Many roadside walls have collapsed due to the storm, including a concrete wall along the Champville College, a private French-language school in Metn. No one was hurt.
Several cars were damaged when a concrete wall collapsed in the northeastern Beirut suburb of Hazmieh, causing massive traffic jams.
Further up, in Mansourieh, the main road was cut as the floods continued to rise.
Rain caused disruption throughout the country as pools of water closed many roads, mainly Shweifat-Aramoun and Beiteddine-Baakline roads in Mount Lebanon.
Floods also impeded traffic in east Lebanon, resulting in cars breaking down on the Ablah-Riaq, Firzil-Zahle and Bar Elias-Masnaa roads.
On the Chtaura highway that links Beirut with Damascus, members of the Internal Security Forces prevented motorists from crossing toward Dahr al-Baidar if their cars were not equipped with snow chains.
In the north of the country, the picture was similar with floods forcing road closures, particularly the road linking Koura with Tripoli and that leading to Akkar.
Public and private schools, including vocational and technical colleges, were ordered to close Tuesday and Wednesday.
A statement issued by Education Minister Hassan Diab attributed the closure to the ongoing storm which the Meteorological Department said will continue for the next two days.
“This is a rare storm. Lebanon hasn't witnessed such a storm in decades,” a source at the Meteorological office told The Daily Star.
The source said the storm, coming from Russia, reached its peak strength Sunday and Monday.
“However, it will continue Tuesday and Wednesday with heavy rains and thunder storms and lower temperatures,” the source added.

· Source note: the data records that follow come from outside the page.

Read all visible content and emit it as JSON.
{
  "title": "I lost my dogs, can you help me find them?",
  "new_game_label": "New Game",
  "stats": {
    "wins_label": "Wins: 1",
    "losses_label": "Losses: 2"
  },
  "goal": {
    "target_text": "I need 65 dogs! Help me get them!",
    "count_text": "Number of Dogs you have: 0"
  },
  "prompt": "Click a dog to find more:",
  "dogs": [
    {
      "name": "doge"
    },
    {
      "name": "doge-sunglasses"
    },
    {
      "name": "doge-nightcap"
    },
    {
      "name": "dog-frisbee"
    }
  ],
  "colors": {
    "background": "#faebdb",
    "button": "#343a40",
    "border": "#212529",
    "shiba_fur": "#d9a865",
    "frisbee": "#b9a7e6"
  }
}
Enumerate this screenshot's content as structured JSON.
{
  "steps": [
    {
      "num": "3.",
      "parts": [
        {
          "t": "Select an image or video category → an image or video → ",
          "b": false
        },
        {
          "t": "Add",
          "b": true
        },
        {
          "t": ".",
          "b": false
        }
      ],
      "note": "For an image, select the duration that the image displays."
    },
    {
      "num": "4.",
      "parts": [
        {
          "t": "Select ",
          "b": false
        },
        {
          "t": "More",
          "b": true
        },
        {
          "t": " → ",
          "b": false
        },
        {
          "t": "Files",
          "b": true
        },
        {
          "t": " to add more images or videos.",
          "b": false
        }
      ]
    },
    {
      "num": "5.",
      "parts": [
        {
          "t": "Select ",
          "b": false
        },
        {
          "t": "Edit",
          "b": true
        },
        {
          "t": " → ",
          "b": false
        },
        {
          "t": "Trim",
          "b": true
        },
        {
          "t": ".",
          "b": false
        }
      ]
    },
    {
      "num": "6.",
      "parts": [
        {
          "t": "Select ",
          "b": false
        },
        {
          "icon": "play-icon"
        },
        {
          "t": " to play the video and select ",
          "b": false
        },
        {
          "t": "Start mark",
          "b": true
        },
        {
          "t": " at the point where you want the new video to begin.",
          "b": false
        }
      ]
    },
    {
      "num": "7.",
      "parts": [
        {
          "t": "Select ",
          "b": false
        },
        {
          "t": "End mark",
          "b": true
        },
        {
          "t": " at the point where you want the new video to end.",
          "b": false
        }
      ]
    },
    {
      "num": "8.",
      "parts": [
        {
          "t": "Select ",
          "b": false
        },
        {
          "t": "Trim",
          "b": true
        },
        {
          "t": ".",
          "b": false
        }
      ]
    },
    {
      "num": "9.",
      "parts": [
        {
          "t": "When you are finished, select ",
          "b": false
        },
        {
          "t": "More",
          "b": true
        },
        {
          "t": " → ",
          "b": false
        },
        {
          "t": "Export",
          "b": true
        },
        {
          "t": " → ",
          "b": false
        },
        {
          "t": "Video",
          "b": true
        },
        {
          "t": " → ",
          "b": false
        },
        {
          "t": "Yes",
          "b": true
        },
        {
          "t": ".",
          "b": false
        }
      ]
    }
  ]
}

He said snow is expected to fall as low as 500 meters and below above sea level between Tuesday evening and Wednesday morning.
The source said the storm is expected to dwindle late Wednesday to early Thursday to showers.
President Michel Sleiman kept a close watch on the storm Monday. He discussed measures to cope with the blizzard with Transportation Minister Ghazi Aridi, Interior Minister Marwan Charbel and Lebanese Army Commander Gen. Jean Kahwagi.
A statement from the presidential palace said Sleiman urged the cooperation of the concerned ministries as well Civil Defense, Lebanese Red Cross, municipalities and local authorities in opening roads, removing barriers and providing assistance to citizens.